At the risk of stating the obvious – things have really changed in the last decade. And this will really blow your mind – they’ve also really changed in the last two.

A younger version of myself remembers MTV’s “Rock the Vote,” and whatever P Diddy was calling himself then’s “Vote or Die” campaign.

What’s interesting is how many BRANDS are now getting involved in the 2020 election.

Perhaps the boldest statement is Patagonia’s “Vote the Assholes Out”. But other brands like Foot Locker are converting stores into voter registration locations, Under Armour has created a voting microsite, “Run to Vote” where Americans can request an absentee ballot, and allegedly Snapchat is even giving people a mechanism to cast their vote from within its app.

Why It’s Hot

We’ve been talking about the importance of brand values for years, but now it seems it’s no longer an aspiration, but perhaps a necessity. What’s really interesting to see all these brands so active in (arguably) the most politicized election in US history. It’s one thing to support social issues and causes, but would seem quite another to be helping citizens register and vote. In fact, in a survey published this past June, only around 1/3 of consumers thought companies should share their position on voting/voter registration. So, it will be really interesting to see how this swell of activism will continue to apply to other, future issues.

How Under Armour is linking fitness data with customer loyalty

Under Armour and MapMyFitness are working with sports equipment retailer Sports Authority to link workout activity with customer loyalty programs in a data play that is part of Under Armour’s efforts to become a technology company.

The companies are working together to create a new set of “challenges” on MapMyFitness, the workout-tracking app that works with phones, Jawbones, Garmins and Fitbits to track calories and workouts. Under Armour purchased MapMyFitness last year.

The 150 million people within the “Under Armour Connected Fitness” group will get a set of challenges (for example, “run 10 miles a week”), and if they complete it, they can win gift cards and points within “The League,” Sports Authority’s loyalty program.
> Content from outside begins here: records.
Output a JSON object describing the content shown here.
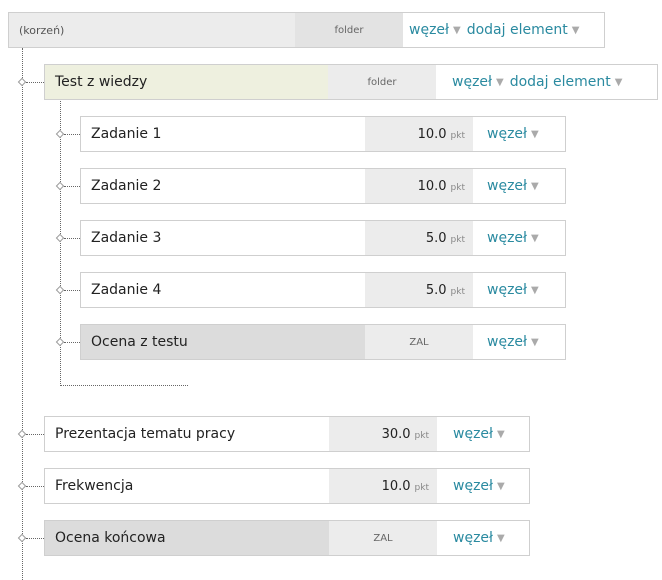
{
  "root": {
    "name": "(korzeń)",
    "type": "folder",
    "node_menu": "węzeł",
    "add_menu": "dodaj element"
  },
  "test": {
    "name": "Test z wiedzy",
    "type": "folder",
    "node_menu": "węzeł",
    "add_menu": "dodaj element"
  },
  "tasks": [
    {
      "name": "Zadanie 1",
      "points": "10.0",
      "unit": "pkt",
      "node_menu": "węzeł"
    },
    {
      "name": "Zadanie 2",
      "points": "10.0",
      "unit": "pkt",
      "node_menu": "węzeł"
    },
    {
      "name": "Zadanie 3",
      "points": "5.0",
      "unit": "pkt",
      "node_menu": "węzeł"
    },
    {
      "name": "Zadanie 4",
      "points": "5.0",
      "unit": "pkt",
      "node_menu": "węzeł"
    }
  ],
  "test_grade": {
    "name": "Ocena z testu",
    "type": "ZAL",
    "node_menu": "węzeł"
  },
  "items": [
    {
      "name": "Prezentacja tematu pracy",
      "points": "30.0",
      "unit": "pkt",
      "node_menu": "węzeł"
    },
    {
      "name": "Frekwencja",
      "points": "10.0",
      "unit": "pkt",
      "node_menu": "węzeł"
    }
  ],
  "final_grade": {
    "name": "Ocena końcowa",
    "type": "ZAL",
    "node_menu": "węzeł"
  },
  "colors": {
    "link": "#2a8aa0",
    "folder_highlight": "#eef0df",
    "grade_bg": "#dcdcdc",
    "type_bg": "#ececec"
  },
  "icons": {
    "caret": "caret-down-icon",
    "connector": "tree-connector-diamond-icon"
  }
}
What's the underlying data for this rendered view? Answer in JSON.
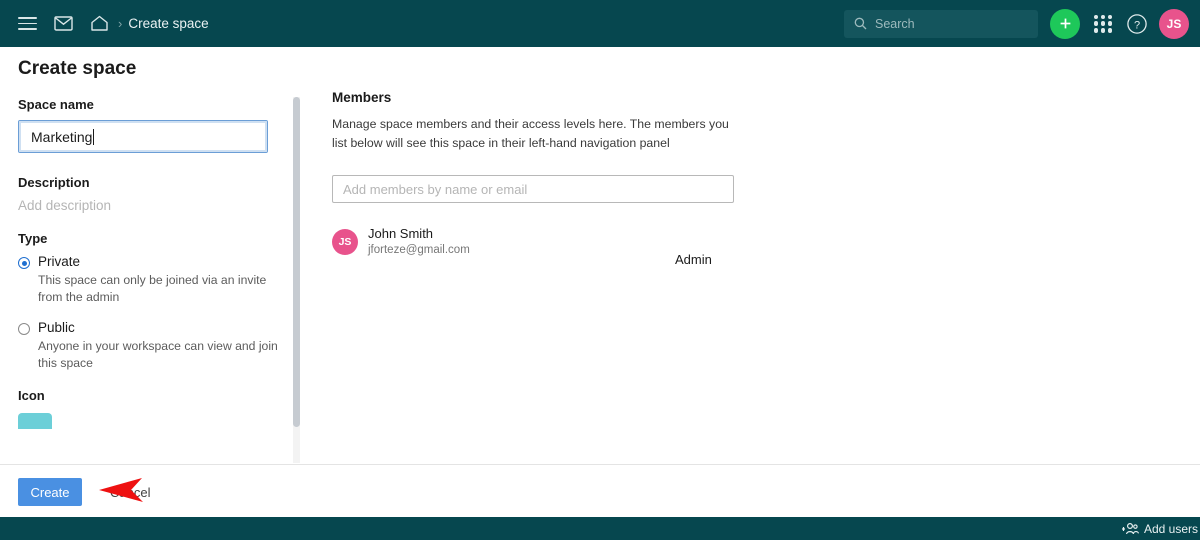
{
  "header": {
    "menu_icon": "hamburger-icon",
    "mail_icon": "envelope-icon",
    "home_icon": "home-icon",
    "breadcrumb_separator": "›",
    "breadcrumb_title": "Create space",
    "search": {
      "icon": "search-icon",
      "placeholder": "Search"
    },
    "create_new_icon": "plus-icon",
    "apps_icon": "grid-apps-icon",
    "help_icon": "question-mark-icon",
    "avatar_initials": "JS",
    "colors": {
      "bar": "#06474f",
      "search_field": "#14555d",
      "plus_button": "#1ec85a",
      "avatar": "#e8538c"
    }
  },
  "page": {
    "title": "Create space"
  },
  "form": {
    "space_name": {
      "label": "Space name",
      "value": "Marketing",
      "focused": true
    },
    "description": {
      "label": "Description",
      "placeholder": "Add description"
    },
    "type": {
      "label": "Type",
      "options": [
        {
          "label": "Private",
          "description": "This space can only be joined via an invite from the admin",
          "selected": true
        },
        {
          "label": "Public",
          "description": "Anyone in your workspace can view and join this space",
          "selected": false
        }
      ]
    },
    "icon": {
      "label": "Icon",
      "swatch_color": "#6ccfd8"
    }
  },
  "members": {
    "heading": "Members",
    "description": "Manage space members and their access levels here. The members you list below will see this space in their left-hand navigation panel",
    "input_placeholder": "Add members by name or email",
    "list": [
      {
        "initials": "JS",
        "name": "John Smith",
        "email": "jforteze@gmail.com",
        "role": "Admin",
        "avatar_color": "#e8538c"
      }
    ]
  },
  "footer": {
    "create_label": "Create",
    "cancel_label": "Cancel",
    "create_color": "#4a90e2",
    "annotation": {
      "shape": "left-pointing-arrow",
      "color": "#ee1111"
    }
  },
  "bottom_bar": {
    "add_users_icon": "add-user-icon",
    "add_users_label": "Add users"
  }
}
Warren Kay, vp of advertising at Under Armour said that Sports Authority is looking for a way to invest in technology to strengthen their market position — and using Under Armour’s verified activity feed is a way to get data on those customers and marry it with the rewards program.

MapMyFitness challenges you.

Kay said Under Armour differentiates from competitors because it has opened its API and platforms to other brands and hardware manufacturers like Fitbit or Garmin — and lets its customer play across platforms — instead of creating its own hardware. Still, it requires a lot of resources, and a lot of money.

Under Armour, for example, bought nutrition- and workout-tracking leader MyFitnessPal earlier this year, plunking down $475 million for the company, and also put down $85 million for Endomondo, a social fitness network. Connected Fitness is the part of Under Armour that houses the technology to help its athletes and users: MyFitnessPal, Endomondo and MapMyFitness all live within Connected Fitness unit.

The payoff for Under Armour is partnerships like this one with Sports Authority. Active people that use fitness trackers are likely to buy apparel and footwear. And hopefully, they’ll buy yours.

Why It’s Hot

This is a really smart way for a retail brand to think smart about how to grow itself.  They are transforming the brand to own fitness in general- by providing the clothes people wear when working out along with the apps they need to track performance.  People could soon associate the brand or the apps they bought as more of a lifestyle choice than a simple tool or piece of clothing…which adds brand equity.